E303 0256 NORDLOH
Literatures in English 1800-1900

11:45a-1:00p D (30) 3 cr.


This course samples the literary cultures of Great Britain and America in the 19th century. The period featured dramatic changes in the ways people thought and lived, prompted in part by changes in the shape of the physical universe they inhabited. The United States exploded from a colonial dependency hemmed in on its western boundary by the Appalachian Mountains to a continental power barely confined by two oceans. Great Britain grew both outward beyond its island shores toward empire and inward beyond its deeply caste- and property-bound hierarchy of nobility toward the possibilities of the common man and--more slowly--woman.

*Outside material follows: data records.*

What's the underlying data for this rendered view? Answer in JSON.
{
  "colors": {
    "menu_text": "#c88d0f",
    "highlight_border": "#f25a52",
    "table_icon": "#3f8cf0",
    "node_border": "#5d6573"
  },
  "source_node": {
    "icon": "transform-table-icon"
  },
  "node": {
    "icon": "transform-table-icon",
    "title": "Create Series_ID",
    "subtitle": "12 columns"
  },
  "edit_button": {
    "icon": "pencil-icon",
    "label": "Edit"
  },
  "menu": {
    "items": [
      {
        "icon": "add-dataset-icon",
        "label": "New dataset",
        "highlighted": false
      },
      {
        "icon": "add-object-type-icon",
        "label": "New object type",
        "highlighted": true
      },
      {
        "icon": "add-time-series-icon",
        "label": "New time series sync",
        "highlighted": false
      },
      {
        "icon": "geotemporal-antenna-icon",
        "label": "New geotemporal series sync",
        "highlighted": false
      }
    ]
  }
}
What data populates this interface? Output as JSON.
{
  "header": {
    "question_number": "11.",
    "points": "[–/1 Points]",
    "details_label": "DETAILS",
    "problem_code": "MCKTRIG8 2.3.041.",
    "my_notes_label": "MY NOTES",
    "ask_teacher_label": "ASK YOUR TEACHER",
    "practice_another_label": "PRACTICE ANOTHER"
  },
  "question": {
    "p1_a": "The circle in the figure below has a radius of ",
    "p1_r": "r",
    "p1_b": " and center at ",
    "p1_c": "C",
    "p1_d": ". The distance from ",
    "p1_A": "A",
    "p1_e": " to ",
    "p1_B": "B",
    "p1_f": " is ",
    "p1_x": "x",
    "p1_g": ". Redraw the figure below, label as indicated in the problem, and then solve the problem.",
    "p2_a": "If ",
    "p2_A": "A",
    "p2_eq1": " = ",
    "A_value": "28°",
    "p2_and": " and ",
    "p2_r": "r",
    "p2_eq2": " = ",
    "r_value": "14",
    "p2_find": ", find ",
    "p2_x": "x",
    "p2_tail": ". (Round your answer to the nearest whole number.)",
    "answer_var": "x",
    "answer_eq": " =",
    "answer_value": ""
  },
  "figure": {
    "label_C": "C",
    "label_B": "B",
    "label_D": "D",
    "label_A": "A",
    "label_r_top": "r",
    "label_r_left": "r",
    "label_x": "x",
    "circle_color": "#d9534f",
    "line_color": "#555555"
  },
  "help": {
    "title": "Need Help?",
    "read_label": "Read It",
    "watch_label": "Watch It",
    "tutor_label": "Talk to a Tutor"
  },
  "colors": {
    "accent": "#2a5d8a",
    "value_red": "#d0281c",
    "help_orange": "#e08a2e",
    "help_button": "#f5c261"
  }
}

A complete combined history of the times and literatures of these two powers would be impossible. So we will examine authors and works representative of the age, following a roughly chronological sequence that will provide a conception of the scope and direction of the development of the two bodies of literature over the century. And rather than rushing over the array of vital issues arising in this age of physical and intellectual expansion, we will focus on two essential and related ones: the democratic revolution and the creation of the new person. Political and social systems changed, but so did the very idea of what a human being was. Jane Austenís world of men and women obeying the fixed laws of their inevitable natures within a rigid system of estate-based worth and marriage contract gave way to Dickensís enterprising self-made boys who became socially responsible men, the BrontŽ sistersí destructively passionate women, Henry Jamesís emphatically unrestrained American girl. Primitives, country people, and urchins replaced drawing-room dandies. Sexual energy, violent passions, and inexpressible desire displaced cool logic and witty repartee. Walt Whitman could boast immodestly that ďI am larger, better than I thought, / I did not know I held so much goodness.Ē

Readings--a mixture of poetry and short fiction, excerpts from longer works, and at least four complete novels--will includes selections from poets and philosophers (including Blake, Wordsworth, and Bryant, Carlyle and Whitman, Tennyson and Emily Dickinson) and from fiction writers (Dickens, George Eliot, and Thomas Hardy among the British, Herman Melville, Mark Twain, Henry James, Horatio Alger, and Stephen Crane among the Americans). The class will proceed by discussion. Assignments will include small-group presentations, short in-class and out-of-class responses to discussion questions, a short essay (5-7 pages), and two exams.